The Immigration Act 2016 has received Royal Assent and amongst the provisions which will come into force on 12 July 2016 are the following:

  • The creation of the new post of Director of Labour Market Enforcement. The Director will be tasked with over-seeing and co-ordinating enforcement of worker exploitation legislation by the three main public bodies responsible: the Gangmasters Licensing Authority (to be renamed as the Gangmasters and Labour Abuse Authority from 12 July 2016), the Employment Agency Standards Inspectorate and HMRC. He or she will also be required to devise an annual strategy to ensure a targeted approach and to report upon progress.
  • The creation of the new offence of illegal working. Workers who either lack leave to enter or remain in the UK or are in breach of restricted working conditions will face a potential custodial sentence of up to 6 months, on conviction and/or fine. Their earnings may also be seized under the Proceeds of Crime Act 2002.
  • The extension of the existing criminal offence of knowingly employing an illegal migrant to the situation where an employer has a “reasonable cause to believe” that a person is an illegal worker. This reduction in the test for culpability, from actual knowledge of illegality, is likely to result in increased criminal prosecutions since the burden of proof will be lower. Employers who are not diligent in carrying out checks on an individual’s right to work will not only be more likely to face prosecution but will also find themselves exposed to an increased penalty going forwards. The applicable sentence for knowingly employing an illegal worker is increasing from two to, potentially, five years under the Act. Moreover, organisations which repeatedly flout the Act face potential closure of the business for up to 48 hours.

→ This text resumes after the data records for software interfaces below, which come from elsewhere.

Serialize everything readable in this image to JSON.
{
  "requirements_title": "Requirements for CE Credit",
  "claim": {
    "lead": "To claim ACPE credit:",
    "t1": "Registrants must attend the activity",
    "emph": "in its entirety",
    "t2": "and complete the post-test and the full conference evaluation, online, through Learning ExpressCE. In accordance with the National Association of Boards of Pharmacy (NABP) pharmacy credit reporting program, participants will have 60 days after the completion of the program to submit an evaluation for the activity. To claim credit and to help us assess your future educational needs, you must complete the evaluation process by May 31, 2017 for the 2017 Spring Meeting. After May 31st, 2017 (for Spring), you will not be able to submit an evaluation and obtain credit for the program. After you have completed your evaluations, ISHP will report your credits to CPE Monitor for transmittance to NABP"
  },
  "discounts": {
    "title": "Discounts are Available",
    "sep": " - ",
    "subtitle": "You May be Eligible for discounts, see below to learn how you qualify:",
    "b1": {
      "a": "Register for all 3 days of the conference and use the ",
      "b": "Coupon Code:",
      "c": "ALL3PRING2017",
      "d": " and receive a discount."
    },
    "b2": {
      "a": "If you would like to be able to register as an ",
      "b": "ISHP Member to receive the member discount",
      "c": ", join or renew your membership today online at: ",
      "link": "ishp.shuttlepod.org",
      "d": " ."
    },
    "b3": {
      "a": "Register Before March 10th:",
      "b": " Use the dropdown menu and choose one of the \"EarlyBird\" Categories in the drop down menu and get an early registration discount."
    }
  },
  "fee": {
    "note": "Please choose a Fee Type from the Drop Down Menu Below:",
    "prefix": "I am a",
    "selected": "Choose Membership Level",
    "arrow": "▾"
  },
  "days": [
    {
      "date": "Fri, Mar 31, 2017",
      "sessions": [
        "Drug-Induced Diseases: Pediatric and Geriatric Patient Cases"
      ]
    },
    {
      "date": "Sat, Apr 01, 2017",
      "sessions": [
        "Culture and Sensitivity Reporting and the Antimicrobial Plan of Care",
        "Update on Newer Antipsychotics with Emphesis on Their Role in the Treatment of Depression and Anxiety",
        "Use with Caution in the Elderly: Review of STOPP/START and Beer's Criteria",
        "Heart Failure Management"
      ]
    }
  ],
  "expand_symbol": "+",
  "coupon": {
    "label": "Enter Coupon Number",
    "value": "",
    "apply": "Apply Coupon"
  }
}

The following provisions do not yet have a commencement date:

  • Giving the Secretary of State of power to introduce an immigration skills charge on certain employers who sponsor skilled workers from outside of the European Economic Area. This is expected to be introduced in April 2017. Please see our e-brief of 1 April 2016 for more details on the immigration skills charge.
  • Requiring certain public authorities to ensure that public workers in customer-facing roles speak English (or, in Welsh authorities, English and/or Welsh) to a sufficient degree of fluency to “do their jobs effectively”. Further details of how “fluency” is to be assessed and which public authorities will be covered will be set out in a Code of Practice (and which is awaited). We will provide details of this when the Code is published.